Did Bob Woodward read Dale Carnegie’s “How to Win Friends and Influence People” before penning his latest tome?

In dissecting “the Woodward  spasm,” the publicity and news blizzard that inevitably hails and accompanies a new Woodward book, Andrew Ferguson notes that Woodward, whose last two books didn’t please his old friends, the Democrats and liberal opiners, may have won them back with this one:

“Some Republicans therefore have already whispered that Woodward’s new book is a kind of reclamation project, by which he hopes to return to the good graces of the capital’s liberal establishment.
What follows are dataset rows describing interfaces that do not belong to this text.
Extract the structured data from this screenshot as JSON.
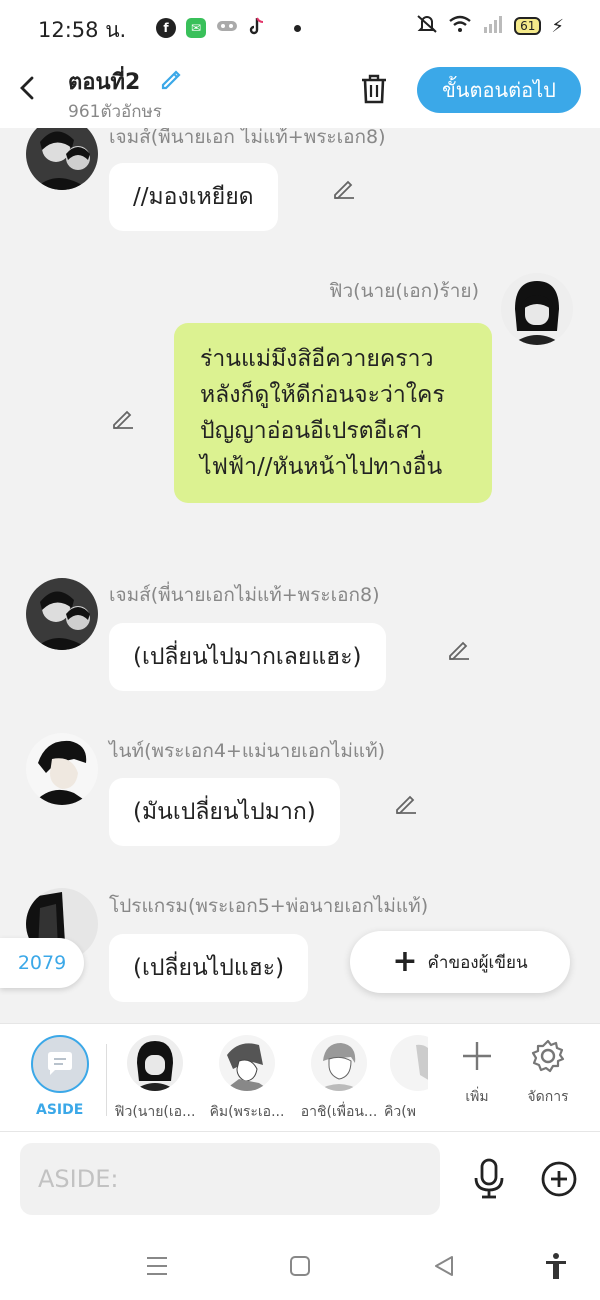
{
  "status_bar": {
    "time": "12:58 น.",
    "battery": "61",
    "apps": [
      "facebook-icon",
      "line-app-icon",
      "game-icon",
      "tiktok-icon"
    ]
  },
  "header": {
    "title": "ตอนที่2",
    "char_count": "961ตัวอักษร",
    "next_label": "ขั้นตอนต่อไป"
  },
  "messages": [
    {
      "speaker": "เจมส์(พี่นายเอก ไม่แท้+พระเอก8)",
      "text": "//มองเหยียด",
      "side": "left"
    },
    {
      "speaker": "ฟิว(นาย(เอก)ร้าย)",
      "text": "ร่านแม่มึงสิอีควายคราวหลังก็ดูให้ดีก่อนจะว่าใครปัญญาอ่อนอีเปรตอีเสาไฟฟ้า//หันหน้าไปทางอื่น",
      "side": "right"
    },
    {
      "speaker": "เจมส์(พี่นายเอกไม่แท้+พระเอก8)",
      "text": "(เปลี่ยนไปมากเลยแฮะ)",
      "side": "left"
    },
    {
      "speaker": "ไนท์(พระเอก4+แม่นายเอกไม่แท้)",
      "text": "(มันเปลี่ยนไปมาก)",
      "side": "left"
    },
    {
      "speaker": "โปรแกรม(พระเอก5+พ่อนายเอกไม่แท้)",
      "text": "(เปลี่ยนไปแฮะ)",
      "side": "left"
    }
  ],
  "counter": "2079",
  "writer_note_label": "คำของผู้เขียน",
  "character_bar": {
    "aside_label": "ASIDE",
    "characters": [
      {
        "label": "ฟิว(นาย(เอ..."
      },
      {
        "label": "คิม(พระเอ..."
      },
      {
        "label": "อาชิ(เพื่อน..."
      },
      {
        "label": "คิว(พ"
      }
    ],
    "add_label": "เพิ่ม",
    "manage_label": "จัดการ"
  },
  "input": {
    "placeholder": "ASIDE:"
  },
  "colors": {
    "accent": "#3ba8e8",
    "my_bubble": "#dcf291",
    "bubble": "#ffffff",
    "background": "#f2f2f2"
  }
}
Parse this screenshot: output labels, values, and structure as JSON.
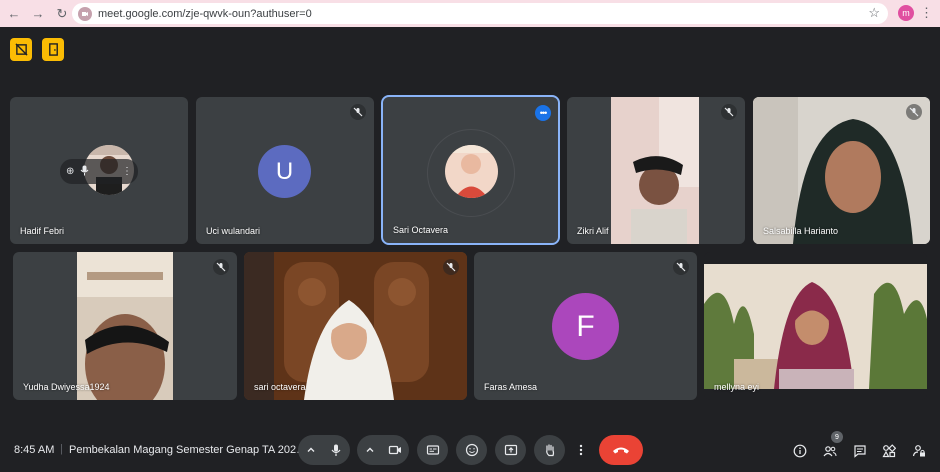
{
  "browser": {
    "url": "meet.google.com/zje-qwvk-oun?authuser=0",
    "profile_initial": "m"
  },
  "tiles": [
    {
      "name": "Hadif Febri"
    },
    {
      "name": "Uci wulandari",
      "initial": "U"
    },
    {
      "name": "Sari Octavera"
    },
    {
      "name": "Zikri Alif"
    },
    {
      "name": "Salsabilla Harianto"
    },
    {
      "name": "Yudha Dwiyessa1924"
    },
    {
      "name": "sari octavera"
    },
    {
      "name": "Faras Amesa",
      "initial": "F"
    },
    {
      "name": "mellyna eyi"
    }
  ],
  "bottom": {
    "time": "8:45 AM",
    "separator": "|",
    "meeting_title": "Pembekalan Magang Semester Genap TA 202…",
    "people_count": "9"
  },
  "colors": {
    "background": "#202124",
    "tile": "#3c4043",
    "accent_yellow": "#fbbc04",
    "avatar_u": "#5c6bc0",
    "avatar_f": "#ab47bc",
    "end_call": "#ea4335",
    "active_outline": "#8ab4f8"
  }
}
If so, it’s already proved highly successful, which accounts for the intensity of the present spasm.”

Yes, but the whole Woodward spasm makes me want to get out the duct tape and seclude myself. On TV, Woodward droned on Sunday about the White House’s talking to former Secretary of State Henry Kissinger. Woodward made it sound sinister. But who would know more than Kissinger about the perils of losing a war? I’m glad they are talking to the right man.
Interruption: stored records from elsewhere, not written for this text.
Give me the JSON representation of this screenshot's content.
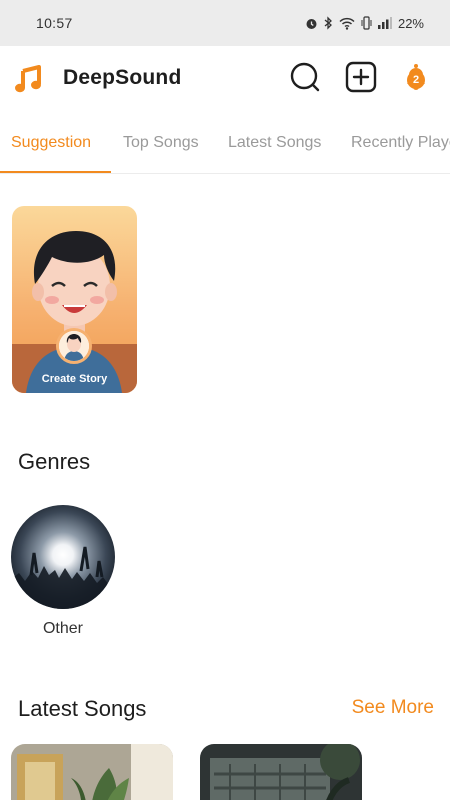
{
  "status_bar": {
    "time": "10:57",
    "battery": "22%",
    "icons": [
      "alarm-icon",
      "bluetooth-icon",
      "wifi-icon",
      "vibrate-icon",
      "signal-icon"
    ]
  },
  "app": {
    "title": "DeepSound",
    "accent_color": "#f28a1e",
    "notification_count": "2"
  },
  "tabs": [
    {
      "label": "Suggestion",
      "active": true
    },
    {
      "label": "Top Songs",
      "active": false
    },
    {
      "label": "Latest Songs",
      "active": false
    },
    {
      "label": "Recently Played",
      "active": false
    }
  ],
  "story": {
    "label": "Create Story"
  },
  "genres": {
    "title": "Genres",
    "items": [
      {
        "label": "Other"
      }
    ]
  },
  "latest_songs": {
    "title": "Latest Songs",
    "see_more": "See More"
  }
}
Of course, the book is more about Donald Rumsfeld, the villain, than George Bush. George Will notes something inadvertent in the book that shows Rumsfeld’s spine and adherence to principals (one of these principals being the right use of the military):

“The book actually includes one heartening story that should enhance Rumsfeld’s reputation. On Veterans Day, 2005, the president traveled to a Pennsylvania Army depot to deliver a speech announcing the new military policy for Iraq, the policy of ‘clear, hold and build.’

 Woodward says Rumsfeld, having read the speech, called Andy Card, the White House chief of staff, a half-hour before Bush was to deliver it, and said, ‘Take that out.’ Card replied that the three words were the centerpiece of the speech, not to mention the war strategy. Rumsfeld replied, ‘Clear, we’re doing. It’s up to the Iraqis to hold. And the State Department’s got to work with somebody on the build.’
“At last, a division of labor that uses the U.S. military only for properly military purposes, and assigns responsibilities in a way that will force Iraq’s government to grow up. In the name of counterinsurgency, there has been too much of what today’s military argot calls ‘full-spectrum operations’ — operations that go beyond killing insurgents to building schools, connecting sewers and other civil projects that keep the training wheels on the Iraqi government’s bicycle and keep the United States chasing the chimera of ‘nation-building.”’